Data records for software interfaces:
------------------------

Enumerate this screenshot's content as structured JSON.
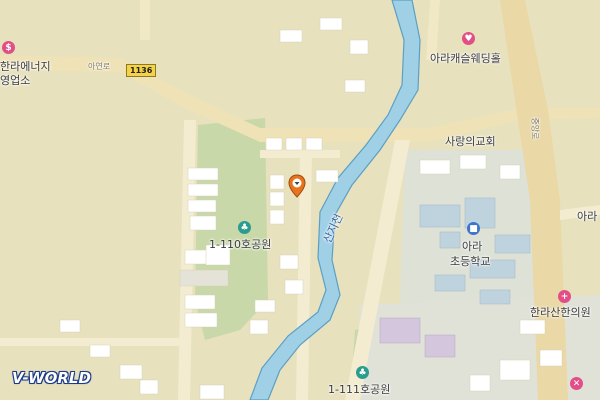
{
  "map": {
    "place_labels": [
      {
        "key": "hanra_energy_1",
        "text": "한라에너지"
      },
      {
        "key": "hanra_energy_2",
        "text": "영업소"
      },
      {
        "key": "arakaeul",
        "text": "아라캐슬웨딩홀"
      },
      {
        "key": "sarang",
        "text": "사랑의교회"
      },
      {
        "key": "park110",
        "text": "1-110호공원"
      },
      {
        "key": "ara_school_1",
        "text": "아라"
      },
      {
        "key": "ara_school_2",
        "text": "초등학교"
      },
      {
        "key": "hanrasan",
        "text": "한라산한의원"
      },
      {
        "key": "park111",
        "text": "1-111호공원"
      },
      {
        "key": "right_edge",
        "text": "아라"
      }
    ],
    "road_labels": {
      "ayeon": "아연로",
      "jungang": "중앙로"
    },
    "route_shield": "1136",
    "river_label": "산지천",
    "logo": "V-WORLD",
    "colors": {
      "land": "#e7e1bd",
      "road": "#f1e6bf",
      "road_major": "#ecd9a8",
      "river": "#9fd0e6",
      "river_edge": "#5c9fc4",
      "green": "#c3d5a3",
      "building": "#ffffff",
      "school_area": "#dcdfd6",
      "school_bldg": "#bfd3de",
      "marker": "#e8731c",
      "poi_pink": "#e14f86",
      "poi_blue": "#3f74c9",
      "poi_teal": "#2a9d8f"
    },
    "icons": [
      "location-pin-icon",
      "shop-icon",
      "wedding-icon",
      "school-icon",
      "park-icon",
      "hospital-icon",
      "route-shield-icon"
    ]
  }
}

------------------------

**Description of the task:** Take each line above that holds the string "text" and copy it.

**Exercise result:**
        "text": "한라에너지"
        "text": "영업소"
        "text": "아라캐슬웨딩홀"
        "text": "사랑의교회"
        "text": "1-110호공원"
        "text": "아라"
        "text": "초등학교"
        "text": "한라산한의원"
        "text": "1-111호공원"
        "text": "아라"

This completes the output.